  17. Jen Garthe — Wonderful post, Susan! Loved the lesson in verse. 🙂 And you are so right that rhyming engages the brain and keeps the listener anticipating. I’m so glad that talented writers are still putting out stories in verse!

  18. Sarah Harroff – I never knew there was a word for the action of anticipating and guessing the next word in a rhyming read aloud. I’m so glad to have learned this. Thank you, Susan. And way to challenge yourself writing your entire post in rhyme!

  19. My six year old loves rhymes for the very reasons you mentioned, and as you say, rhyme is so important for children’s language development. Thanks for your post, Susan!

  20. Sara Gentry – Thank you for your post. I like that you pointed out how rhyming is helpful in nurturing a child’s language development.

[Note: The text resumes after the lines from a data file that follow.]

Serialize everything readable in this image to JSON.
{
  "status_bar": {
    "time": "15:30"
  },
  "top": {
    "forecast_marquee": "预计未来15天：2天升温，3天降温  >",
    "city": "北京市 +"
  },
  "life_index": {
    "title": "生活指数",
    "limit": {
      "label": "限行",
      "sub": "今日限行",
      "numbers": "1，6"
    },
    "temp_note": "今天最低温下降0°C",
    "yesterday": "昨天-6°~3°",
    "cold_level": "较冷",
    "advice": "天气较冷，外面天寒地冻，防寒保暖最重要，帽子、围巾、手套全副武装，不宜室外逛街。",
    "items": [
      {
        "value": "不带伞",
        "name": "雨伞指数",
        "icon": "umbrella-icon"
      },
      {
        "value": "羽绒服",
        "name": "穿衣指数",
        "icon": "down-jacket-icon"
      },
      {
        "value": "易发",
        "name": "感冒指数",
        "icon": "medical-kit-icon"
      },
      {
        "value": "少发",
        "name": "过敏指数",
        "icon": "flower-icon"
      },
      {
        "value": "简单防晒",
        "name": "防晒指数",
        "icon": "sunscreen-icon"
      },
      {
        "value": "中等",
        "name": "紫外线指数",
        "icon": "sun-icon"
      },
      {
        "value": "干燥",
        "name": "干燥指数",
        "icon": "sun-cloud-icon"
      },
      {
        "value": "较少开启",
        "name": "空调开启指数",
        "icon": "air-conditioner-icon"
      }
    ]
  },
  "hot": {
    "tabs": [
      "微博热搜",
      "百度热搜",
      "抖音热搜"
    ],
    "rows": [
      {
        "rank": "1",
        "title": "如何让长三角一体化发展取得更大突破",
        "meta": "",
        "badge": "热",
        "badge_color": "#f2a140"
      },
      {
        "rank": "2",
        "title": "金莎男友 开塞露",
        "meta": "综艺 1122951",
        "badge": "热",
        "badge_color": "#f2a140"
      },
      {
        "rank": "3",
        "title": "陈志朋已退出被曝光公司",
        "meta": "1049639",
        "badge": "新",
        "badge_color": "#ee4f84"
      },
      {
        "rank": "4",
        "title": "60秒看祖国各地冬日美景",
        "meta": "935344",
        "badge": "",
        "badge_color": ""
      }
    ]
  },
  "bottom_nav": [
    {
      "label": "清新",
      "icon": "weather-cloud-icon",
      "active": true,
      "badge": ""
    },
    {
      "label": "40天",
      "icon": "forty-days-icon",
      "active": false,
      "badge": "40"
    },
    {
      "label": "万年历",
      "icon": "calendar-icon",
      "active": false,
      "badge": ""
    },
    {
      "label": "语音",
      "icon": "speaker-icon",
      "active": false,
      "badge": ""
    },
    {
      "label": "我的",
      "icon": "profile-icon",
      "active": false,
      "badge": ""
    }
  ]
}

  21. Pamela Courtney
    Bowing to post written entirely in rhyme. I’m glad I read this post. Having a good story is foremost in writing and to be reminded of not forcing a rhyme for the sake of rhyme is too important to forget. Good, no wonderful post.

  22. Anita Jones
    I really enjoyed ready this text! I love that there are so many that believe that “rhyme will stand the test of time!” I also love and agree that rhyme gives kids a sense of success…and I learned about a “cloze!”
    Thanks Susan for your words and inspiration!

Leave a Reply

Fill in your details below or click an icon to log in:

WordPress.com Logo

You are commenting using your WordPress.com account. Log Out /  Change )

Google photo

You are commenting using your Google account. Log Out /  Change )

Twitter picture

You are commenting using your Twitter account. Log Out /  Change )

Facebook photo

You are commenting using your Facebook account. Log Out /  Change )

Connecting to %s